There may be nothing more archetypal than the ocean. As humans, we’ve depended on its waters to provide food and entertainment (sailing, surfing), and we’ve suffered when its enormous power has risen up in unexpected ways. Tsunamis and storms remind us that we have not truly mastered natural forces.
In dreams, the ocean often represents the unconscious, but it can also be a great well of emotion. When dreamers have reported dreams of struggling underwater, there is usually, at least at one level, a place in their lives where emotions have overwhelmed them. By contrast, dreaming of breathing underwater suggests the ability to survive the great overwhelm of emotion.
I’ve dreamed of the ocean and its creatures many times. In waking life, I love walking along beaches and finding the treasures tossed up by the waves, with the sound of the surf helping me relax. I sense eternity when I watch the waves rolling in, and find comfort in the fact that my life, no matter how difficult at the time, is but a heartbeat in the life of the world. But in my dreams, the ocean comes to remind me that I need to be quick on my feet to dodge the tsunamis that life throws my way. Or that my little boat won’t protect me from the life I’m destined to experience. Or that I am not really so very different from the creatures that live in the water’s depths.
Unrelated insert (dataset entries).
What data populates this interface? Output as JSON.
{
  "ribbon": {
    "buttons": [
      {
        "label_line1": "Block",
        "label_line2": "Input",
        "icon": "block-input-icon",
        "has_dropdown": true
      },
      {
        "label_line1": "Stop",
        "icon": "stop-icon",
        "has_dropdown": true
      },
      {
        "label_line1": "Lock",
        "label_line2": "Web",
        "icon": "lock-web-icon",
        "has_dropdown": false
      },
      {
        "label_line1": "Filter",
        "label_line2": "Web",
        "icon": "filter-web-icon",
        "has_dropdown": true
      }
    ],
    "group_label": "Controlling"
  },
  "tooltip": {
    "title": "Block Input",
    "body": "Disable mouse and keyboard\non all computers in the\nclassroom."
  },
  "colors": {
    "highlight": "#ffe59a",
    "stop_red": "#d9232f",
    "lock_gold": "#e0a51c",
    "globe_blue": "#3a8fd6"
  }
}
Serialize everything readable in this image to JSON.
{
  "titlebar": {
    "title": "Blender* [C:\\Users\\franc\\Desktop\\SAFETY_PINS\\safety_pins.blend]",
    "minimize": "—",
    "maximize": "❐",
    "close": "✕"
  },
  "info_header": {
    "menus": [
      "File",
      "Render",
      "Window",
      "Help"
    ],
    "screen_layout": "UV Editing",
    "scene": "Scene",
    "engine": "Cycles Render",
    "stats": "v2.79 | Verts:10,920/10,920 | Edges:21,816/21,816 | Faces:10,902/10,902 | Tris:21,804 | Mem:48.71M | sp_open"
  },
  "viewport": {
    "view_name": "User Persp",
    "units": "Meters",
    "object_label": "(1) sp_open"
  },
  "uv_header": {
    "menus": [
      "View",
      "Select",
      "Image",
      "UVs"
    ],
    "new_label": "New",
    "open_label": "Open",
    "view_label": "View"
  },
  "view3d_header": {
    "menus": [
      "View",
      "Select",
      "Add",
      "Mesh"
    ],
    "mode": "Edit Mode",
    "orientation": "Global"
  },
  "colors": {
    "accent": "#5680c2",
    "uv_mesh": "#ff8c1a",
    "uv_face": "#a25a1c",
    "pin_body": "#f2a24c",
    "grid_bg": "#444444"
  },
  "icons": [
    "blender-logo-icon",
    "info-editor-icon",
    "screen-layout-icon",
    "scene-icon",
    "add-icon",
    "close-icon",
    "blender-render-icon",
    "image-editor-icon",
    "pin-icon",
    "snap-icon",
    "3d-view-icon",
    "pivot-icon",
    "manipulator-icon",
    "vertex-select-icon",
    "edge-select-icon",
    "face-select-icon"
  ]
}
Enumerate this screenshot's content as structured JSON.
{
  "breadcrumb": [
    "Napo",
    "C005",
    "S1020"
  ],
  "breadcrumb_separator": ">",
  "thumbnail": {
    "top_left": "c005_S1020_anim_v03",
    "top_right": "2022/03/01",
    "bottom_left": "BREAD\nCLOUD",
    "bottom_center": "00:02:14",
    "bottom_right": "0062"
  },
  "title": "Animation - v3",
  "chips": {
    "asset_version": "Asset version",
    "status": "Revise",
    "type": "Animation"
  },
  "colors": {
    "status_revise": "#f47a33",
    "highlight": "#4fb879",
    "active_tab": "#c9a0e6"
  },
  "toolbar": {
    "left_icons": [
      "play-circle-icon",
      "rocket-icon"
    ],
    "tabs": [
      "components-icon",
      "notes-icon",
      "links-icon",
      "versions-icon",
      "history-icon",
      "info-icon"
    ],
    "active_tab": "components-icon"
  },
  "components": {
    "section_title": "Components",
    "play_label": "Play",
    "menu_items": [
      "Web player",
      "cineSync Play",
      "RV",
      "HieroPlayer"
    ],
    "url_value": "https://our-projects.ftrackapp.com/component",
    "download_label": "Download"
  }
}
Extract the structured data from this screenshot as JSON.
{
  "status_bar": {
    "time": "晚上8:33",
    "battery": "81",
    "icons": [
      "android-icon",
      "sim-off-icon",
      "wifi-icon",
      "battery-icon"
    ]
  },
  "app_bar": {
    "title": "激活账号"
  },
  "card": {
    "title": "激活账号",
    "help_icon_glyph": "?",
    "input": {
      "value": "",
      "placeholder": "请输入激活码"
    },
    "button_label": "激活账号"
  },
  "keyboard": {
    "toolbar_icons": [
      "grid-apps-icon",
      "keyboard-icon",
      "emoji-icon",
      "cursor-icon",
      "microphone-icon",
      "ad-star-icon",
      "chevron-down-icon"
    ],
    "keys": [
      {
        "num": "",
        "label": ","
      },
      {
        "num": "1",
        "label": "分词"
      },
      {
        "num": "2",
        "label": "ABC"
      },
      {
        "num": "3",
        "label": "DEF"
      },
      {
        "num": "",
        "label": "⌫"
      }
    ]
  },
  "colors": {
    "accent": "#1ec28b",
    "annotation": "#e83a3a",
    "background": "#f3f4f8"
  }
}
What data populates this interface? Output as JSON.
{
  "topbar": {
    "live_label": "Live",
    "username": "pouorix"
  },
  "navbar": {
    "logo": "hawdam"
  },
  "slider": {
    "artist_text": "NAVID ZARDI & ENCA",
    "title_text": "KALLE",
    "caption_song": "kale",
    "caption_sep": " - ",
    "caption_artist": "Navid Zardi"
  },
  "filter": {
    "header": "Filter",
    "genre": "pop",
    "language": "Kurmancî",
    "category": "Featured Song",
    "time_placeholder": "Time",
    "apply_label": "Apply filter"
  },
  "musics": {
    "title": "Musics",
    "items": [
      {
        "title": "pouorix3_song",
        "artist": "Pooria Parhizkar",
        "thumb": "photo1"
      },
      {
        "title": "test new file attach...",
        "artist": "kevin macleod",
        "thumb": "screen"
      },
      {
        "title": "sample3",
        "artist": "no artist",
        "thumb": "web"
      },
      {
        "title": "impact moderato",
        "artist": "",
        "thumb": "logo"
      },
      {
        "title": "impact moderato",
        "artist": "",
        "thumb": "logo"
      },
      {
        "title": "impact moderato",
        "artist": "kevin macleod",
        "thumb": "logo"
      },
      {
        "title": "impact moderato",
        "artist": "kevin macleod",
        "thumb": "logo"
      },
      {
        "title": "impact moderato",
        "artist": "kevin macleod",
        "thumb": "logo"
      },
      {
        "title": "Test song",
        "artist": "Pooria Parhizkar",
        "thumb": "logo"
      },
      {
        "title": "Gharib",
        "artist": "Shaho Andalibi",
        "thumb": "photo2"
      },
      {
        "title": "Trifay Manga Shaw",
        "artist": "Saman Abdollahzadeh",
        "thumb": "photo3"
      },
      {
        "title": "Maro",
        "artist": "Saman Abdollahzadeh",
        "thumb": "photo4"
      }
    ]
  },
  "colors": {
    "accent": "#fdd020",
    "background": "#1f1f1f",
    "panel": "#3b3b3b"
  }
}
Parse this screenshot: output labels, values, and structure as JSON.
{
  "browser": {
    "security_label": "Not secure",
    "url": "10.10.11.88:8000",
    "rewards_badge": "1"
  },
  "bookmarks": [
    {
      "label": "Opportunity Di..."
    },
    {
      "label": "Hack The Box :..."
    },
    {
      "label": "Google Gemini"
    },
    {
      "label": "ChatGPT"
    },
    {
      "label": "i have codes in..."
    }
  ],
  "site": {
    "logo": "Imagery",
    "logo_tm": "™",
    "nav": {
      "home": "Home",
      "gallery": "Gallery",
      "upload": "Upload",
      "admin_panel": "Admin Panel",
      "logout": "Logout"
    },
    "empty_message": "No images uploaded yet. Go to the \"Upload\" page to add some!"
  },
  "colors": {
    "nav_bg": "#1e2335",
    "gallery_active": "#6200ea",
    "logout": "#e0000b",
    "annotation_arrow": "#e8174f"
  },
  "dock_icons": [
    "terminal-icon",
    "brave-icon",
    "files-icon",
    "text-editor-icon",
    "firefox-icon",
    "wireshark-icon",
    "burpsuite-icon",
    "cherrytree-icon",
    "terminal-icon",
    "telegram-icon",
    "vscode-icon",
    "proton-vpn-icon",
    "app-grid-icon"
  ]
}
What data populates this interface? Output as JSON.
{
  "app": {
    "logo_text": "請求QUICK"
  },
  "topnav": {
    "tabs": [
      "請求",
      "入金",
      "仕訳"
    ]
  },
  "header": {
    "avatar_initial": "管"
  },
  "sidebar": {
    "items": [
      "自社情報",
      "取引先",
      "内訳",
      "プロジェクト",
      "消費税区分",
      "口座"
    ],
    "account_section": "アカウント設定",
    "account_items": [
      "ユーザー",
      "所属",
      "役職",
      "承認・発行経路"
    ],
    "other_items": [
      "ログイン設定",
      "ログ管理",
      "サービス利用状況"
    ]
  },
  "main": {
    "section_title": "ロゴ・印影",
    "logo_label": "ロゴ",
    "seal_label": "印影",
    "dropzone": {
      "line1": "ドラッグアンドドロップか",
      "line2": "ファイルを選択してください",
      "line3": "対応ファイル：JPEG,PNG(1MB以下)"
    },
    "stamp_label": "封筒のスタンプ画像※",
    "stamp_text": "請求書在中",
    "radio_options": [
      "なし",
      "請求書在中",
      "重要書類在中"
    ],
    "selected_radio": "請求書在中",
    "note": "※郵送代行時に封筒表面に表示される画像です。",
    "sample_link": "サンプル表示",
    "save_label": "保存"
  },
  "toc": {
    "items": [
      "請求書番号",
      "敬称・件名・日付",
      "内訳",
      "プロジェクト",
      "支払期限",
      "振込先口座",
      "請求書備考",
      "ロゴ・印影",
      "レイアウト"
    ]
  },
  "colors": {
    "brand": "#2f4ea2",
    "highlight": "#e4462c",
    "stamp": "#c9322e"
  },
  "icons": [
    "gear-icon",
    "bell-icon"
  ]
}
My mother grew up near the ocean and loved it her whole life, so for me the ocean in a dream carries my relationship with her in a symbolic way. Shortly after she died, I dreamed of helping her across a river between a street and a beach, and having to take my bearings on the beach before we started walking, so I’d be sure to find my way back. The building I saw was a symbol for my writing and creative life, and in waking life, I spent a long time walking in grief. It was, in large part, my writing that kept me anchored as those waves of emotion rolled in. Now when I visit the ocean, that grief always rises, but it’s gentler now, like waves in a sheltered bay.